• _TASK OBJECTIVE_: Pick out each line below containing "JSON".
◇ ◇ ◇
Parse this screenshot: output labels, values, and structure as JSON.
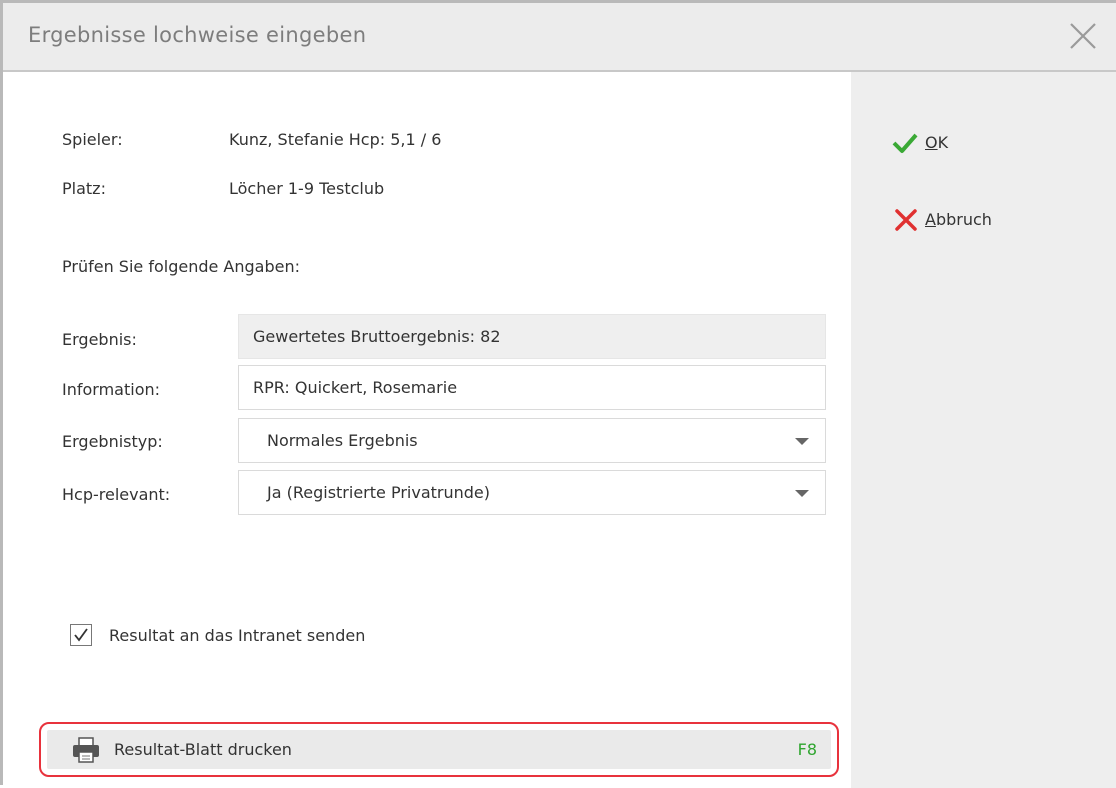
{
  "window": {
    "title": "Ergebnisse lochweise eingeben"
  },
  "info": {
    "player_label": "Spieler:",
    "player_value": "Kunz, Stefanie Hcp: 5,1 / 6",
    "course_label": "Platz:",
    "course_value": "Löcher 1-9 Testclub",
    "check_prompt": "Prüfen Sie folgende Angaben:"
  },
  "form": {
    "result_label": "Ergebnis:",
    "result_value": "Gewertetes Bruttoergebnis: 82",
    "information_label": "Information:",
    "information_value": "RPR: Quickert, Rosemarie",
    "result_type_label": "Ergebnistyp:",
    "result_type_value": "Normales Ergebnis",
    "hcp_relevant_label": "Hcp-relevant:",
    "hcp_relevant_value": "Ja (Registrierte Privatrunde)"
  },
  "intranet": {
    "label": "Resultat an das Intranet senden",
    "checked": true
  },
  "print": {
    "label": "Resultat-Blatt drucken",
    "shortcut": "F8",
    "highlight_color": "#e8323c"
  },
  "side": {
    "ok_mnemonic": "O",
    "ok_rest": "K",
    "cancel_mnemonic": "A",
    "cancel_rest": "bbruch",
    "ok_color": "#3aa935",
    "cancel_color": "#e03030"
  },
  "icons": {
    "close": "close-icon",
    "ok": "check-icon",
    "cancel": "x-icon",
    "print": "printer-icon",
    "checkbox": "checkmark-icon"
  }
}
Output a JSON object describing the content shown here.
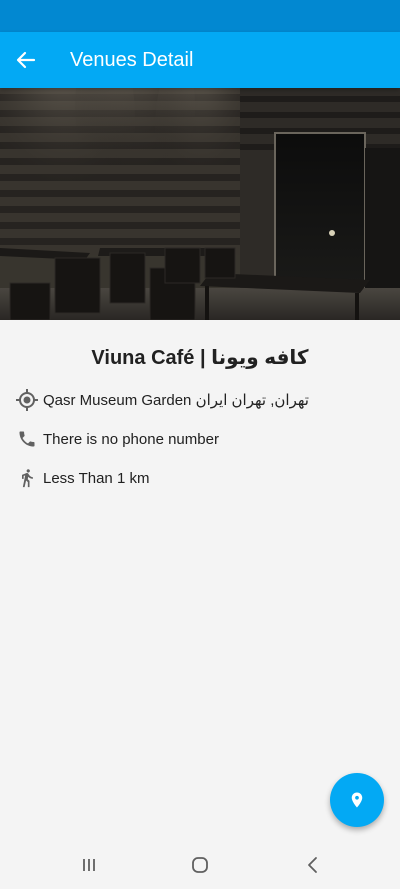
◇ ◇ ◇
• _EXERCISE OUTPUT_:
Parse this screenshot: output labels, values, and structure as JSON.
Output a JSON object describing the content shown here.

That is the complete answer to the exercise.